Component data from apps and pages

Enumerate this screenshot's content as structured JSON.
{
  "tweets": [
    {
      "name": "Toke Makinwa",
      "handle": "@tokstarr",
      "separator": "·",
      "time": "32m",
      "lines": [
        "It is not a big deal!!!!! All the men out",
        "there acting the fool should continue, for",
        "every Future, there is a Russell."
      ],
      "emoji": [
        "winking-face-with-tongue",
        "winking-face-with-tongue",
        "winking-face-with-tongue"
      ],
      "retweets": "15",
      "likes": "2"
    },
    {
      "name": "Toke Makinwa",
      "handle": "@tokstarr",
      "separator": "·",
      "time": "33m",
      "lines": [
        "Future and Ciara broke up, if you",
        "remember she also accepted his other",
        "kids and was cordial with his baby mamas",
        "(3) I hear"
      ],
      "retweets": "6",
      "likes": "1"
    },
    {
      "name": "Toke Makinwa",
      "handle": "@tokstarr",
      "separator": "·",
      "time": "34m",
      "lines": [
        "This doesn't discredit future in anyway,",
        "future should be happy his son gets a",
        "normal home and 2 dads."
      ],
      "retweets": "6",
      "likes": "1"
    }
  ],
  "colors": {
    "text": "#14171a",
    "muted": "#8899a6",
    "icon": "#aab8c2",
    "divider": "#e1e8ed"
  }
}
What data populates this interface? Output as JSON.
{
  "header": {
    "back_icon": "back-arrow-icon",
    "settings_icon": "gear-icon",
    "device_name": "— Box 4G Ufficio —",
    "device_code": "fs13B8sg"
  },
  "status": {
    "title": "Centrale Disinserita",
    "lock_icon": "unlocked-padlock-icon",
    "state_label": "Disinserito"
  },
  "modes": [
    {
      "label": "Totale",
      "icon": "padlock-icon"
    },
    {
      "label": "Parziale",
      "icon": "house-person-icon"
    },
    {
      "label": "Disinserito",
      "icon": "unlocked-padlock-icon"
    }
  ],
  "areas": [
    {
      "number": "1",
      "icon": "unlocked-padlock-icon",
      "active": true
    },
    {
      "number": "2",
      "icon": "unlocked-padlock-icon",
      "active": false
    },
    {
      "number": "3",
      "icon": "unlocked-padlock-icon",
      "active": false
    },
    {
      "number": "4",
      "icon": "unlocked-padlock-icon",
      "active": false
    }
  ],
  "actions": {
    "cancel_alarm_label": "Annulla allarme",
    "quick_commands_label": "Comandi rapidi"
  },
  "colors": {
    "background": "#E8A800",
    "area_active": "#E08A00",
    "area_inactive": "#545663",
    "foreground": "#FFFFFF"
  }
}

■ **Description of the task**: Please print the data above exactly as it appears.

■ **Response to this task**:
Enumerate this screenshot's content as structured JSON.
{
  "tweets": [
    {
      "name": "Toke Makinwa",
      "handle": "@tokstarr",
      "separator": "·",
      "time": "32m",
      "lines": [
        "It is not a big deal!!!!! All the men out",
        "there acting the fool should continue, for",
        "every Future, there is a Russell."
      ],
      "emoji": [
        "winking-face-with-tongue",
        "winking-face-with-tongue",
        "winking-face-with-tongue"
      ],
      "retweets": "15",
      "likes": "2"
    },
    {
      "name": "Toke Makinwa",
      "handle": "@tokstarr",
      "separator": "·",
      "time": "33m",
      "lines": [
        "Future and Ciara broke up, if you",
        "remember she also accepted his other",
        "kids and was cordial with his baby mamas",
        "(3) I hear"
      ],
      "retweets": "6",
      "likes": "1"
    },
    {
      "name": "Toke Makinwa",
      "handle": "@tokstarr",
      "separator": "·",
      "time": "34m",
      "lines": [
        "This doesn't discredit future in anyway,",
        "future should be happy his son gets a",
        "normal home and 2 dads."
      ],
      "retweets": "6",
      "likes": "1"
    }
  ],
  "colors": {
    "text": "#14171a",
    "muted": "#8899a6",
    "icon": "#aab8c2",
    "divider": "#e1e8ed"
  }
}
What data populates this interface? Output as JSON.
{
  "header": {
    "back_icon": "back-arrow-icon",
    "settings_icon": "gear-icon",
    "device_name": "— Box 4G Ufficio —",
    "device_code": "fs13B8sg"
  },
  "status": {
    "title": "Centrale Disinserita",
    "lock_icon": "unlocked-padlock-icon",
    "state_label": "Disinserito"
  },
  "modes": [
    {
      "label": "Totale",
      "icon": "padlock-icon"
    },
    {
      "label": "Parziale",
      "icon": "house-person-icon"
    },
    {
      "label": "Disinserito",
      "icon": "unlocked-padlock-icon"
    }
  ],
  "areas": [
    {
      "number": "1",
      "icon": "unlocked-padlock-icon",
      "active": true
    },
    {
      "number": "2",
      "icon": "unlocked-padlock-icon",
      "active": false
    },
    {
      "number": "3",
      "icon": "unlocked-padlock-icon",
      "active": false
    },
    {
      "number": "4",
      "icon": "unlocked-padlock-icon",
      "active": false
    }
  ],
  "actions": {
    "cancel_alarm_label": "Annulla allarme",
    "quick_commands_label": "Comandi rapidi"
  },
  "colors": {
    "background": "#E8A800",
    "area_active": "#E08A00",
    "area_inactive": "#545663",
    "foreground": "#FFFFFF"
  }
}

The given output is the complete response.